[show abstract][hide abstract] ABSTRACT: HIV infection increases the risk of placental malaria, which is associated with poor maternal and infant outcomes. Recommendations in Uganda are for HIV-infected pregnant women to receive daily trimethoprim-sulphamethoxazole (TS) and HIV-uninfected women to receive intermittent sulphadoxine-pyrimethamine (SP). TS decreases the risk of malaria in HIV-infected adults and children but has not been evaluated among pregnant women.
This was a cross sectional study comparing the prevalence of placental malaria between HIV-infected women prescribed TS and HIV-uninfected women prescribed intermittent preventive therapy with sulphadoxine-pyrimethamine (IPT-SP) in a high malaria transmission area in Uganda. Placental blood was evaluated for malaria using smear and PCR.
Placentas were obtained from 150 HIV-infected women on TS and 336 HIV-uninfected women on IPT-SP. The proportion of HIV-infected and HIV-uninfected women with placental malaria was 19% vs. 26% for those positive by PCR and 6% vs. 9% for those positive by smear, respectively. Among all infants, smear+ placental malaria was most predictive of low birth weight (LBW). Primigravidae were at higher risk than multigravidae of having placental malaria among HIV-uninfected, but not HIV-infected, women. Adjusting for gravidity, age, and season at the time of delivery, HIV-infected women on TS were not at increased risk for placental malaria compared to HIV-uninfected women on IPT-SP, regardless of the definition used.
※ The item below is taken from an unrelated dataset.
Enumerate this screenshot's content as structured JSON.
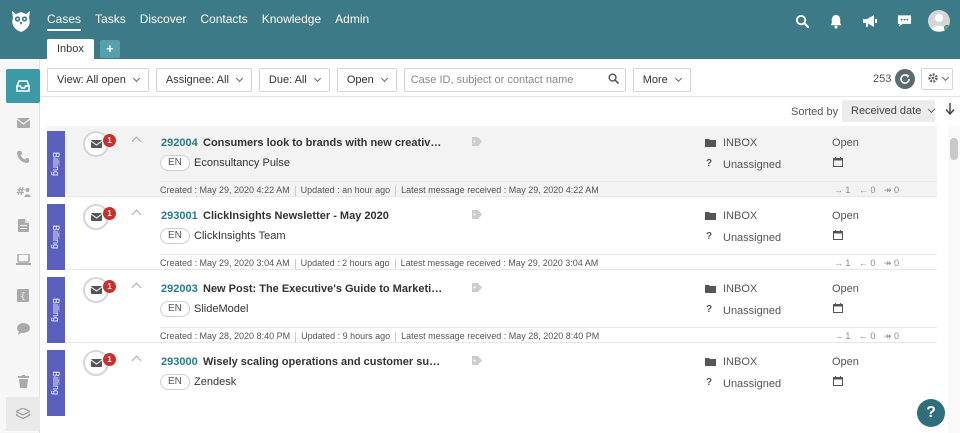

Prevalence of placental malaria was similar in HIV-infected women on TS and HIV-uninfected women on IPT-SP. Nonetheless, while nearly all of the women in this study were prescribed anti-folates, the overall risk of placental malaria and LBW was unacceptably high. The population attributable risk of placental malaria on LBW was substantial, suggesting that future interventions that further diminish the risk of placental malaria may have a considerable impact on the burden of LBW in this population.